Vitamin B12 Recommendations

Step 1

If you have a regular source of B12, skip to Step 2. If you have not had a regular source of B12 for some time, buy a bottle of 1,000 µg (or greater) B12 tablets.

Chew 2,000 µg once a day, for 2 weeks. You can break the remaining tablets in half or quarters for Step #2. It's okay to take more than recommended. Then follow the advice under Step #2.

In rare case, someone might have an acne-like response to such large doses of vitamin B12. If that happens to you, skip to Step 2 and opt for one of the lower dose regimens.

Step 2

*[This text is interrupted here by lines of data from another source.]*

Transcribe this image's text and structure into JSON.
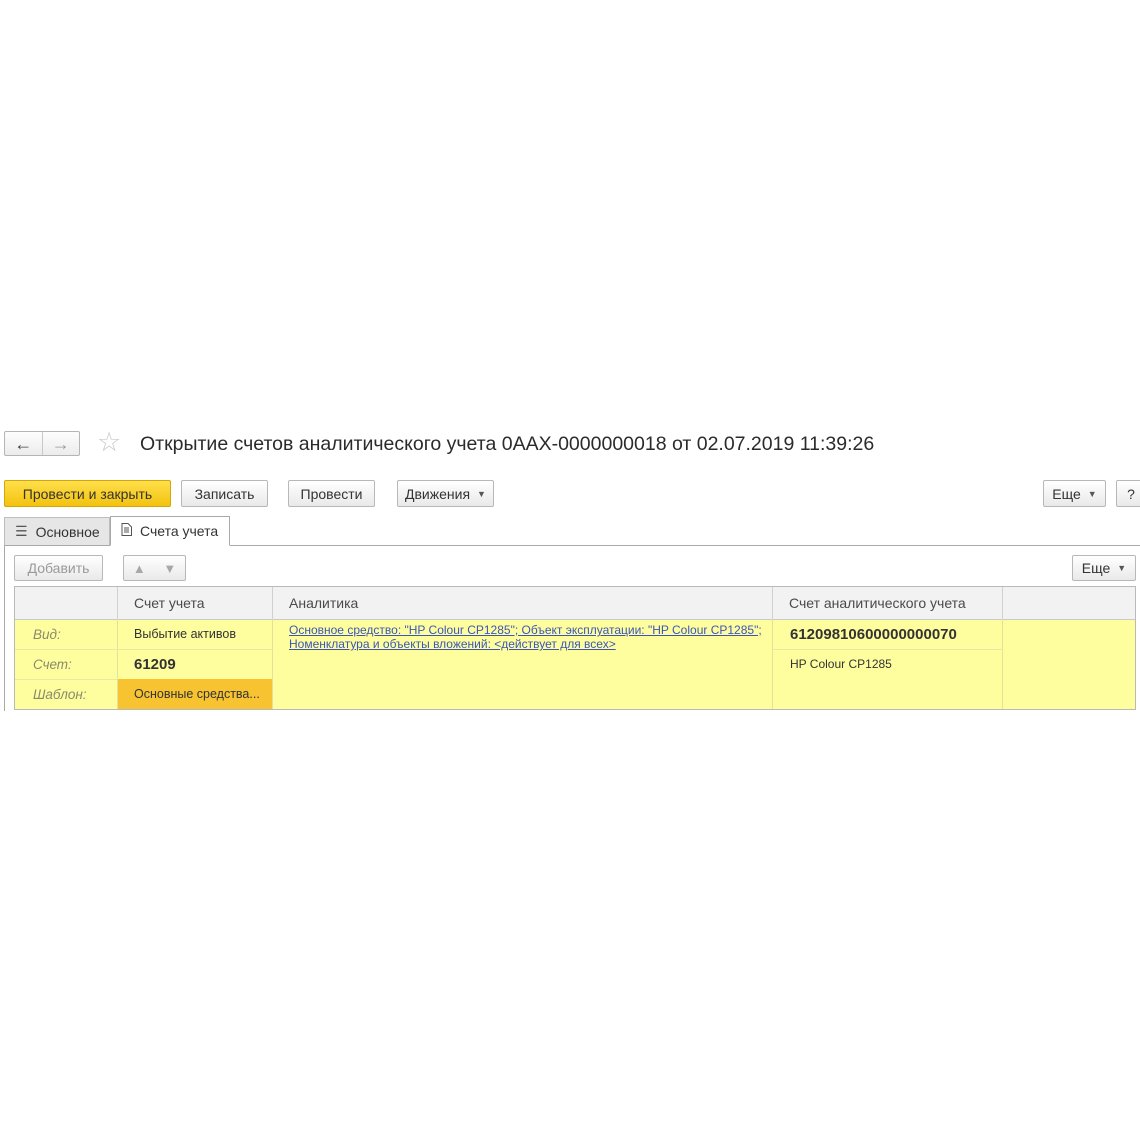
{
  "window": {
    "title": "Открытие счетов аналитического учета 0ААХ-0000000018 от 02.07.2019 11:39:26",
    "nav_back_icon": "←",
    "nav_forward_icon": "→",
    "favorite_icon": "☆"
  },
  "toolbar": {
    "post_close_label": "Провести и закрыть",
    "save_label": "Записать",
    "post_label": "Провести",
    "movements_label": "Движения",
    "more_label": "Еще",
    "help_label": "?",
    "accent_color": "#f5c518"
  },
  "tabs": [
    {
      "label": "Основное",
      "icon": "list-icon"
    },
    {
      "label": "Счета учета",
      "icon": "document-icon",
      "active": true
    }
  ],
  "table_toolbar": {
    "add_label": "Добавить",
    "up_icon": "🡅",
    "down_icon": "🡇",
    "more_label": "Еще"
  },
  "table": {
    "columns": [
      "Счет учета",
      "Аналитика",
      "Счет аналитического учета"
    ],
    "row_color": "#ffff9f",
    "row": {
      "labels": [
        "Вид:",
        "Счет:",
        "Шаблон:"
      ],
      "kind": "Выбытие активов",
      "account": "61209",
      "template": "Основные средства...",
      "analytics_line1": "Основное средство: \"HP Colour CP1285\"; Объект эксплуатации: \"HP Colour CP1285\";",
      "analytics_line2": "Номенклатура и объекты вложений: <действует для всех>",
      "analytic_account": "61209810600000000070",
      "analytic_account_name": "HP Colour CP1285"
    }
  }
}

  • In foods, B12 is measured in micrograms (aka "µg" or "mcg"). 1,000 µg = 1 mg.
  • The DRI for vitamin B12 is 2.4 micrograms for adults.
  • Fortified foods: Amounts listed on a nutrition label are based on 6 µg/day. For example, 25% of the Daily Value = .25 * 6 µg = 1.5 µg.
  • Do not rely on any seaweed (e.g., algae, nori, spirulina), brewer's yeast, tempeh, or "living" vitamin supplement that uses plants as a source of B12. More info.
  • Do not rely solely on one type of fortified food such as Red Star Nutritional Yeast.
  • The sublingual route (i.e., dissolving the table under the tongue) of taking vitamin B12 is no more effective than just swallowing (4).
  • Vegan infants: The Institute of Medicine recommends that infants of vegan mothers be supplemented with B12 from birth because their stores at birth and their mother's milk supply may be low (3).
  • Exceptions: People with digestive or malabsorption diseases (such as pernicious anemia), chronic kidney failure, B12 metabolism defects, or cyanide metabolism defects should consult a bona fide health professional.
  • Cigarette smokers should consider a non-cyanocobalamin source of B12. Click here for more information.

Click here for an explanation of how these recommendations were formulated.


1. Lower limit based on minimum recommendations in What Every Vegan Should Know about Vitamin B12.

2. In a single dose, B12 absorption drops to 1-1.5% for the amounts above 5 µg.

3. Food and Nutrition Board, Institute of Medicine. Dietary Reference Intakes for Thiamin, Riboflavin, Niacin, Vitamin B6, Folate, Vitamin B12, Pantothenic Acid, Biotin, and Choline. Washington, DC: National Academy Press; 2000.

4. Sharabi A, Cohen E, Sulkes J, Garty M. Replacement therapy for vitamin B12 deficiency: comparison between the sublingual and oral route. Br J Clin Pharmacol. 2003 Dec;56(6):635-8. | link